WHAT YOU SHOULD DO: Restate all data exactly. No images.

(Data about app and page elements)

*****

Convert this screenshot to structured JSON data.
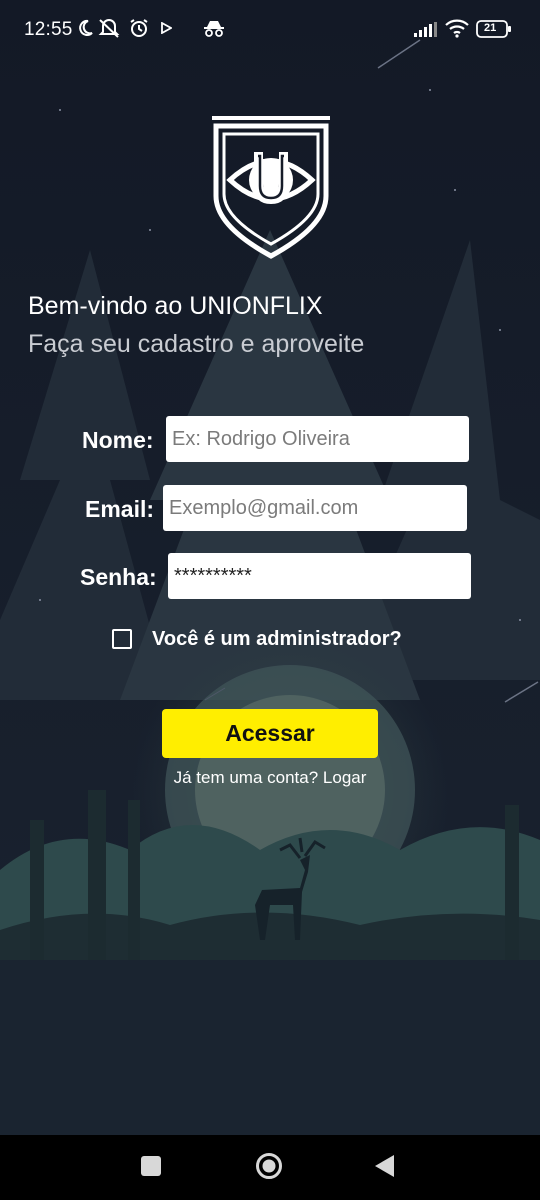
{
  "status_bar": {
    "time": "12:55",
    "battery_level": "21",
    "left_icons": [
      "moon-icon",
      "mute-icon",
      "alarm-icon",
      "play-icon",
      "incognito-icon"
    ],
    "right_icons": [
      "signal-icon",
      "wifi-icon",
      "battery-icon"
    ]
  },
  "header": {
    "logo_icon": "unionflix-shield-logo",
    "title": "Bem-vindo ao UNIONFLIX",
    "subtitle": "Faça seu cadastro e aproveite"
  },
  "form": {
    "name_label": "Nome:",
    "name_placeholder": "Ex: Rodrigo Oliveira",
    "name_value": "",
    "email_label": "Email:",
    "email_placeholder": "Exemplo@gmail.com",
    "email_value": "",
    "password_label": "Senha:",
    "password_value": "**********",
    "admin_checkbox_label": "Você é um administrador?",
    "admin_checked": false,
    "submit_label": "Acessar",
    "login_link": "Já tem uma conta? Logar"
  },
  "colors": {
    "background": "#161c29",
    "accent_button": "#ffee00",
    "text_primary": "#ffffff",
    "text_secondary": "#c9ccd2"
  },
  "nav_bar": {
    "buttons": [
      "recents-square-icon",
      "home-circle-icon",
      "back-triangle-icon"
    ]
  }
}
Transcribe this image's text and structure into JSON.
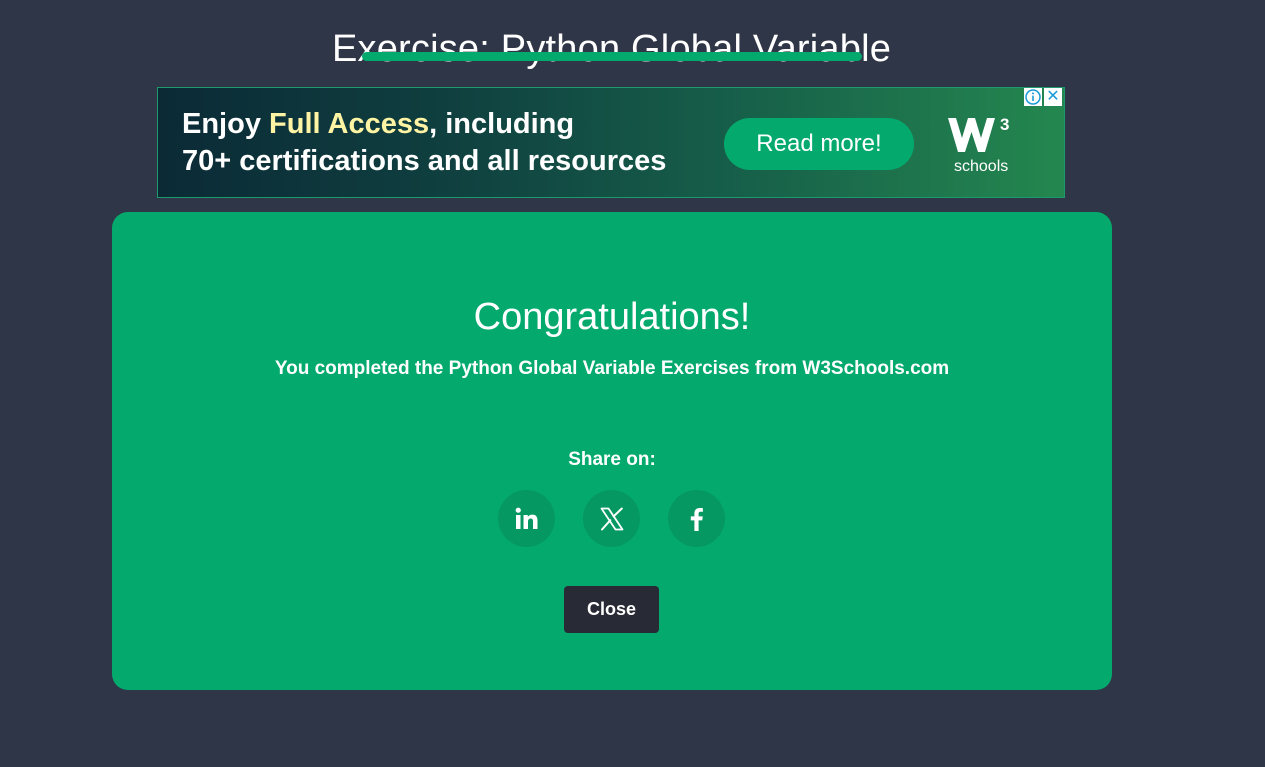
{
  "header": {
    "title": "Exercise: Python Global Variable"
  },
  "ad": {
    "line1_prefix": "Enjoy ",
    "line1_highlight": "Full Access",
    "line1_suffix": ", including",
    "line2": "70+ certifications and all resources",
    "button_label": "Read more!",
    "logo_word": "schools",
    "close_glyph": "✕"
  },
  "modal": {
    "title": "Congratulations!",
    "message": "You completed the Python Global Variable Exercises from W3Schools.com",
    "share_label": "Share on:",
    "share_targets": [
      "linkedin-icon",
      "x-icon",
      "facebook-icon"
    ],
    "close_label": "Close"
  },
  "colors": {
    "background": "#2f3647",
    "accent": "#04aa6d",
    "highlight": "#fff4a3",
    "close_button": "#282a35"
  }
}
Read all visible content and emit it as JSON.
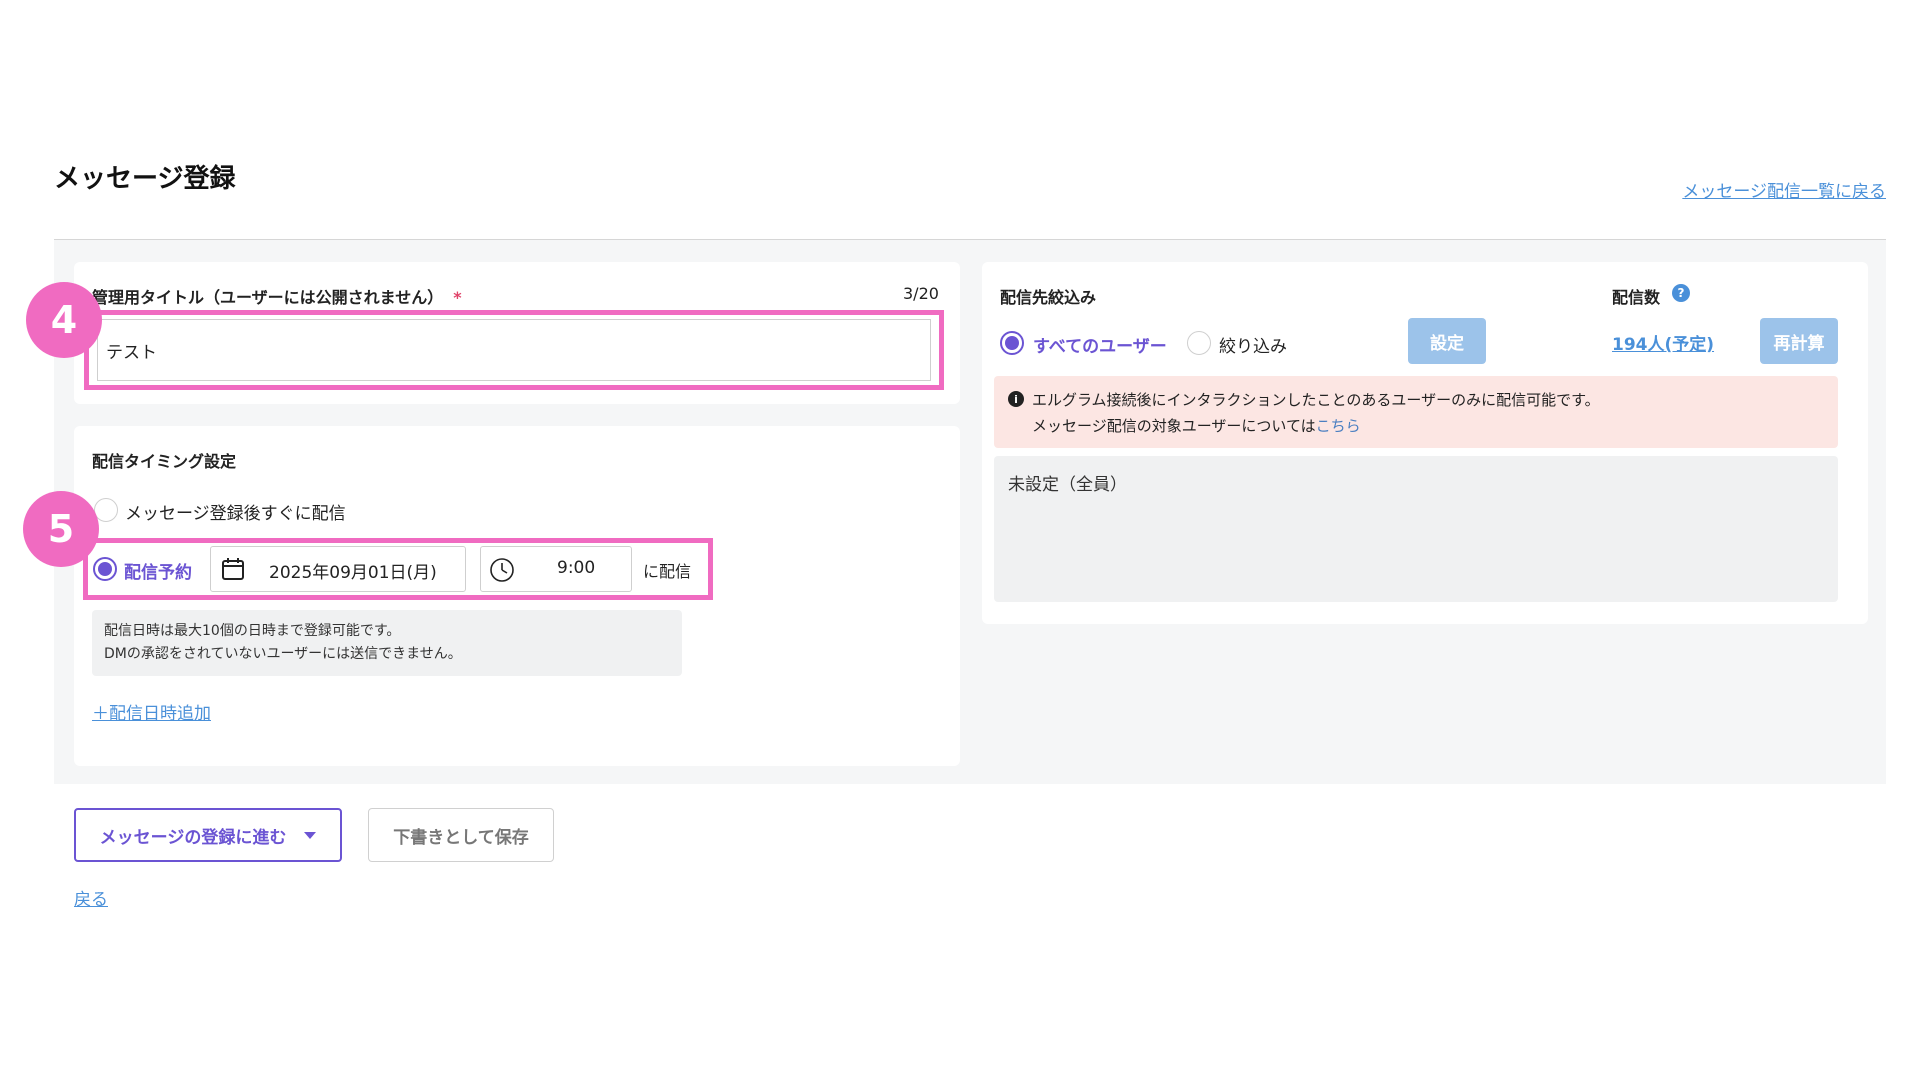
{
  "page": {
    "title": "メッセージ登録",
    "back_to_list": "メッセージ配信一覧に戻る"
  },
  "badges": {
    "step4": "4",
    "step5": "5"
  },
  "admin_title": {
    "label": "管理用タイトル（ユーザーには公開されません）",
    "required_mark": "*",
    "counter": "3/20",
    "value": "テスト"
  },
  "timing": {
    "heading": "配信タイミング設定",
    "option_immediate": "メッセージ登録後すぐに配信",
    "option_scheduled": "配信予約",
    "date_value": "2025年09月01日(月)",
    "time_value": "9:00",
    "suffix": "に配信",
    "note_line1": "配信日時は最大10個の日時まで登録可能です。",
    "note_line2": "DMの承認をされていないユーザーには送信できません。",
    "add_datetime": "＋配信日時追加"
  },
  "target": {
    "heading": "配信先絞込み",
    "option_all": "すべてのユーザー",
    "option_filter": "絞り込み",
    "setting_button": "設定",
    "count_heading": "配信数",
    "help_icon_glyph": "?",
    "count_value": "194人(予定)",
    "recalc_button": "再計算",
    "alert_icon_glyph": "i",
    "alert_line1": "エルグラム接続後にインタラクションしたことのあるユーザーのみに配信可能です。",
    "alert_line2_prefix": "メッセージ配信の対象ユーザーについては",
    "alert_link": "こちら",
    "filter_value": "未設定（全員）"
  },
  "actions": {
    "proceed": "メッセージの登録に進む",
    "save_draft": "下書きとして保存",
    "back": "戻る"
  },
  "colors": {
    "accent_purple": "#6b54d3",
    "highlight_pink": "#f06bc1",
    "link_blue": "#4a90d9",
    "disabled_button_blue": "#9cc3ea",
    "alert_background": "#fce6e3"
  }
}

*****

EXERCISE OUTPUT:
Convert this screenshot to structured JSON data.
{
  "status_bar": {
    "time": "12:55",
    "battery_level": "21",
    "left_icons": [
      "moon-icon",
      "mute-icon",
      "alarm-icon",
      "play-icon",
      "incognito-icon"
    ],
    "right_icons": [
      "signal-icon",
      "wifi-icon",
      "battery-icon"
    ]
  },
  "header": {
    "logo_icon": "unionflix-shield-logo",
    "title": "Bem-vindo ao UNIONFLIX",
    "subtitle": "Faça seu cadastro e aproveite"
  },
  "form": {
    "name_label": "Nome:",
    "name_placeholder": "Ex: Rodrigo Oliveira",
    "name_value": "",
    "email_label": "Email:",
    "email_placeholder": "Exemplo@gmail.com",
    "email_value": "",
    "password_label": "Senha:",
    "password_value": "**********",
    "admin_checkbox_label": "Você é um administrador?",
    "admin_checked": false,
    "submit_label": "Acessar",
    "login_link": "Já tem uma conta? Logar"
  },
  "colors": {
    "background": "#161c29",
    "accent_button": "#ffee00",
    "text_primary": "#ffffff",
    "text_secondary": "#c9ccd2"
  },
  "nav_bar": {
    "buttons": [
      "recents-square-icon",
      "home-circle-icon",
      "back-triangle-icon"
    ]
  }
}
Transcribe this image's text and structure into JSON.
{
  "header": {
    "title": "Exercise: Python Global Variable"
  },
  "ad": {
    "line1_prefix": "Enjoy ",
    "line1_highlight": "Full Access",
    "line1_suffix": ", including",
    "line2": "70+ certifications and all resources",
    "button_label": "Read more!",
    "logo_word": "schools",
    "close_glyph": "✕"
  },
  "modal": {
    "title": "Congratulations!",
    "message": "You completed the Python Global Variable Exercises from W3Schools.com",
    "share_label": "Share on:",
    "share_targets": [
      "linkedin-icon",
      "x-icon",
      "facebook-icon"
    ],
    "close_label": "Close"
  },
  "colors": {
    "background": "#2f3647",
    "accent": "#04aa6d",
    "highlight": "#fff4a3",
    "close_button": "#282a35"
  }
}
Read all visible content and emit it as JSON.
{
  "page": {
    "title": "メッセージ登録",
    "back_to_list": "メッセージ配信一覧に戻る"
  },
  "badges": {
    "step4": "4",
    "step5": "5"
  },
  "admin_title": {
    "label": "管理用タイトル（ユーザーには公開されません）",
    "required_mark": "*",
    "counter": "3/20",
    "value": "テスト"
  },
  "timing": {
    "heading": "配信タイミング設定",
    "option_immediate": "メッセージ登録後すぐに配信",
    "option_scheduled": "配信予約",
    "date_value": "2025年09月01日(月)",
    "time_value": "9:00",
    "suffix": "に配信",
    "note_line1": "配信日時は最大10個の日時まで登録可能です。",
    "note_line2": "DMの承認をされていないユーザーには送信できません。",
    "add_datetime": "＋配信日時追加"
  },
  "target": {
    "heading": "配信先絞込み",
    "option_all": "すべてのユーザー",
    "option_filter": "絞り込み",
    "setting_button": "設定",
    "count_heading": "配信数",
    "help_icon_glyph": "?",
    "count_value": "194人(予定)",
    "recalc_button": "再計算",
    "alert_icon_glyph": "i",
    "alert_line1": "エルグラム接続後にインタラクションしたことのあるユーザーのみに配信可能です。",
    "alert_line2_prefix": "メッセージ配信の対象ユーザーについては",
    "alert_link": "こちら",
    "filter_value": "未設定（全員）"
  },
  "actions": {
    "proceed": "メッセージの登録に進む",
    "save_draft": "下書きとして保存",
    "back": "戻る"
  },
  "colors": {
    "accent_purple": "#6b54d3",
    "highlight_pink": "#f06bc1",
    "link_blue": "#4a90d9",
    "disabled_button_blue": "#9cc3ea",
    "alert_background": "#fce6e3"
  }
}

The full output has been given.